Records from a data source:
= Beginning of Section =

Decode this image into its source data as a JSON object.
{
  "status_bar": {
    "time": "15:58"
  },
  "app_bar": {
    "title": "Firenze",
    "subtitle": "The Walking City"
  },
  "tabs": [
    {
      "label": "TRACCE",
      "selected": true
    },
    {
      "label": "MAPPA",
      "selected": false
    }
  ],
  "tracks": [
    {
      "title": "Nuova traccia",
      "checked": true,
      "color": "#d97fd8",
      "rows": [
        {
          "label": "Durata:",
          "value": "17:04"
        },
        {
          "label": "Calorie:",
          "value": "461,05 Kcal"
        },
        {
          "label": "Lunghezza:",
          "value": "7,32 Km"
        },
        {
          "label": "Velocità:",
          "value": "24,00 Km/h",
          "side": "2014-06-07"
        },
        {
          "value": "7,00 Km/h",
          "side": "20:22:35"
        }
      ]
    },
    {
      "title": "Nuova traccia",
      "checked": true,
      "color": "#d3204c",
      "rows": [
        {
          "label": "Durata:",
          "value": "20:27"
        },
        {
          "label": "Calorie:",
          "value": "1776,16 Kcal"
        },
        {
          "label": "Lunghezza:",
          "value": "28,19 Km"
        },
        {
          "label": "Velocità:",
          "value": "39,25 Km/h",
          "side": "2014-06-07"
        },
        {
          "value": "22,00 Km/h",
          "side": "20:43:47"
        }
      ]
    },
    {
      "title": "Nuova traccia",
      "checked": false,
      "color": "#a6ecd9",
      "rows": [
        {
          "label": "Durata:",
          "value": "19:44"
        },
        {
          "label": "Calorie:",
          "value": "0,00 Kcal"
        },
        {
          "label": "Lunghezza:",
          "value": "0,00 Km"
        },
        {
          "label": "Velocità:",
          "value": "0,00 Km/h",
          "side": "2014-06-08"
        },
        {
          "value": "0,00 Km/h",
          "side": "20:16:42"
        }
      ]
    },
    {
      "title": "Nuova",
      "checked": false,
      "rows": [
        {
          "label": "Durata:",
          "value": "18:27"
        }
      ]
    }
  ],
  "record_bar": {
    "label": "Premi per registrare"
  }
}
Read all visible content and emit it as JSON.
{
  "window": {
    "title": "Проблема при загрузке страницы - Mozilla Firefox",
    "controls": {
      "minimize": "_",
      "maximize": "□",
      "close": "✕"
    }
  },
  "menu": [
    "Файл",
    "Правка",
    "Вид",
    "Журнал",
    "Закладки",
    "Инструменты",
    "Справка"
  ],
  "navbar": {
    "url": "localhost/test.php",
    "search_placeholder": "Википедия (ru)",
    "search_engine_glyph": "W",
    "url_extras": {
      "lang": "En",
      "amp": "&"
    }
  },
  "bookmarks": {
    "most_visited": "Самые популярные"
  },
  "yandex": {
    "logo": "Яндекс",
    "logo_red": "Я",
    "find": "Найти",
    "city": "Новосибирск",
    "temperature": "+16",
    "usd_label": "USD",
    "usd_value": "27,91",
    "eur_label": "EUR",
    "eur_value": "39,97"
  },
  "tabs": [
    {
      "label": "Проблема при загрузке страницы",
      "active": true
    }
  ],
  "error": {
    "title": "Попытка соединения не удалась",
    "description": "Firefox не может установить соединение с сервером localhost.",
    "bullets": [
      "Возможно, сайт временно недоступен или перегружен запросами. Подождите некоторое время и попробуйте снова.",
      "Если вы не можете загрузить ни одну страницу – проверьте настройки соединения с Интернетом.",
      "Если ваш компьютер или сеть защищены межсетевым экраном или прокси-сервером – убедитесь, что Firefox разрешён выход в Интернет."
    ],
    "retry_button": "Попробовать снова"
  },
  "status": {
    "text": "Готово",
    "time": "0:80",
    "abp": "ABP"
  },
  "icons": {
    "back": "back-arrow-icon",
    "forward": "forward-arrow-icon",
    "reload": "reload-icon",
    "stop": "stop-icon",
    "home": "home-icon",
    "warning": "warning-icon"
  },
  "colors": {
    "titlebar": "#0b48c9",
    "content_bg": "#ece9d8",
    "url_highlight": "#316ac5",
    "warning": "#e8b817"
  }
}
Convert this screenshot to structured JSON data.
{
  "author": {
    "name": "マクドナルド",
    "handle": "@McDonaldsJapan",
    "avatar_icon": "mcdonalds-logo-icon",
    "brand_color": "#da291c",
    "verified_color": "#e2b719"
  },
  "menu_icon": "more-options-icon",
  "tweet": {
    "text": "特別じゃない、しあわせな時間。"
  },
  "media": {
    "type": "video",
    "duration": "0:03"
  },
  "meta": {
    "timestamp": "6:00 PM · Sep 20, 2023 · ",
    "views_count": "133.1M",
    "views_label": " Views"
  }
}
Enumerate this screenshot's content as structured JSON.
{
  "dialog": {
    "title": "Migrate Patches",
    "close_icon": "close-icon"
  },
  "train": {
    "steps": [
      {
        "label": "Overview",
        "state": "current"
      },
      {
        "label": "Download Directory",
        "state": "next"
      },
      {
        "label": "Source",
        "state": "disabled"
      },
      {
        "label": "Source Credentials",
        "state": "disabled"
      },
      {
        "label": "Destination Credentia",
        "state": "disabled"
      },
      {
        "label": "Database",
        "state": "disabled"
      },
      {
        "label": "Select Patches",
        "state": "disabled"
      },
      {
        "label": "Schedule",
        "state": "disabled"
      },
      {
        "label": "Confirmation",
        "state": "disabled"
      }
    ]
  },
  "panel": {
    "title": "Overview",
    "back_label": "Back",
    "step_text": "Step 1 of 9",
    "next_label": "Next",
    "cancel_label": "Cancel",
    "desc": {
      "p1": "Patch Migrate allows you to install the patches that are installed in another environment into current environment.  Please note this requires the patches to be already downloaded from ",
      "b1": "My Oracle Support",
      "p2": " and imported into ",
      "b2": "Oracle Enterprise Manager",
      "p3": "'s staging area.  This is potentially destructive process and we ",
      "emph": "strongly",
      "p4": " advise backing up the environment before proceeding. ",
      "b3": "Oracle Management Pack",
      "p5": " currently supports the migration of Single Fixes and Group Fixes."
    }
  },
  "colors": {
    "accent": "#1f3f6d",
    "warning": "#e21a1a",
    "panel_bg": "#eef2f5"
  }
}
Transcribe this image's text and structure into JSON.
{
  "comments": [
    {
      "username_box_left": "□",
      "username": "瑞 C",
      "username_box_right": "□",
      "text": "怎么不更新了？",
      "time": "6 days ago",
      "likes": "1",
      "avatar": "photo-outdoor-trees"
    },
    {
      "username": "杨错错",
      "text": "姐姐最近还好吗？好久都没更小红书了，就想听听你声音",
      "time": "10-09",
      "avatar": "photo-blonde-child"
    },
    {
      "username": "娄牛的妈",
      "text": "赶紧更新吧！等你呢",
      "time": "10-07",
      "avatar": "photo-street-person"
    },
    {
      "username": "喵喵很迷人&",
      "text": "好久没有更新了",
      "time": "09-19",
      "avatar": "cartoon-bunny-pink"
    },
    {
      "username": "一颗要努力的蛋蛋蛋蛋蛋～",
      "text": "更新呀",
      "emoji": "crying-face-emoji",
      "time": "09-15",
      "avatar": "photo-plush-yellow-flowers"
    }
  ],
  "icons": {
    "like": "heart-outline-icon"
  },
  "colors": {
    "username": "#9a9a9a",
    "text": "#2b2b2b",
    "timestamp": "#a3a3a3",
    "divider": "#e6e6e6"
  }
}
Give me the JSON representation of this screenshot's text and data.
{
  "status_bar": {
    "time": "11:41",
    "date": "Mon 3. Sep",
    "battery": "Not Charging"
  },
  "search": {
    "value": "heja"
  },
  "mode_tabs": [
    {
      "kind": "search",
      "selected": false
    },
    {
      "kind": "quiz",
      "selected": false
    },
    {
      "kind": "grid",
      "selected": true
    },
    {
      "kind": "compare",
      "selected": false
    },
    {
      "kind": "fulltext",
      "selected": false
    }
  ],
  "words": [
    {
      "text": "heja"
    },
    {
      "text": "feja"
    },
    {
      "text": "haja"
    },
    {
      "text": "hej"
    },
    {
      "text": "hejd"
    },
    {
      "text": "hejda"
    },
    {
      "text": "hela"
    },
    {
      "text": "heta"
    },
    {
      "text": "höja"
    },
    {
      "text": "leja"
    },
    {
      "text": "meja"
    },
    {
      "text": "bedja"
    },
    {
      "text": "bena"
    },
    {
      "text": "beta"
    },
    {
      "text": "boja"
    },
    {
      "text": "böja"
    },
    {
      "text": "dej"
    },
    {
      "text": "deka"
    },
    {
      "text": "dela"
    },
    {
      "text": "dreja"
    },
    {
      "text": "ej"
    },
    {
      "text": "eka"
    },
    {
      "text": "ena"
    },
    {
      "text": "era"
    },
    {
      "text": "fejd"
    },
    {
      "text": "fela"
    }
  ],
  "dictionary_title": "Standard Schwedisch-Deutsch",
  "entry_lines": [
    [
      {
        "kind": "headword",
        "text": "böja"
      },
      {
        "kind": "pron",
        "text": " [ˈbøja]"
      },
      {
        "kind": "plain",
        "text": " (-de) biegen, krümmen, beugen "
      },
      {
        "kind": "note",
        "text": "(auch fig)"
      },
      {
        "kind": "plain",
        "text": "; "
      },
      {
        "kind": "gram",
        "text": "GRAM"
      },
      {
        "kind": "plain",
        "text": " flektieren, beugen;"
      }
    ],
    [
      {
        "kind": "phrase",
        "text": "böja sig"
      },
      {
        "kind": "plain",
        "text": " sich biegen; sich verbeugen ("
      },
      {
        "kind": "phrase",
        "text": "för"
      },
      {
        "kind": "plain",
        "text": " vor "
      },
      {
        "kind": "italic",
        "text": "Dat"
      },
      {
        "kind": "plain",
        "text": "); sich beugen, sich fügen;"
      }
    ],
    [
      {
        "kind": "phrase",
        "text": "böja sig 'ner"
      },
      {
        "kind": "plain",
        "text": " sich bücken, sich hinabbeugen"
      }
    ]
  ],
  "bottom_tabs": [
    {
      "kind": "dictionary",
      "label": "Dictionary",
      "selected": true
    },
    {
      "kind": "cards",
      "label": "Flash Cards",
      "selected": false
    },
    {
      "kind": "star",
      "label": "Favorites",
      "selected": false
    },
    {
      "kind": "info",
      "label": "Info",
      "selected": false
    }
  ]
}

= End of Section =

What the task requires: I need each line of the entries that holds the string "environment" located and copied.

Result of this task:
      "p1": "Patch Migrate allows you to install the patches that are installed in another environment into current environment.  Please note this requires the patches to be already downloaded from ",
      "p4": " advise backing up the environment before proceeding. ",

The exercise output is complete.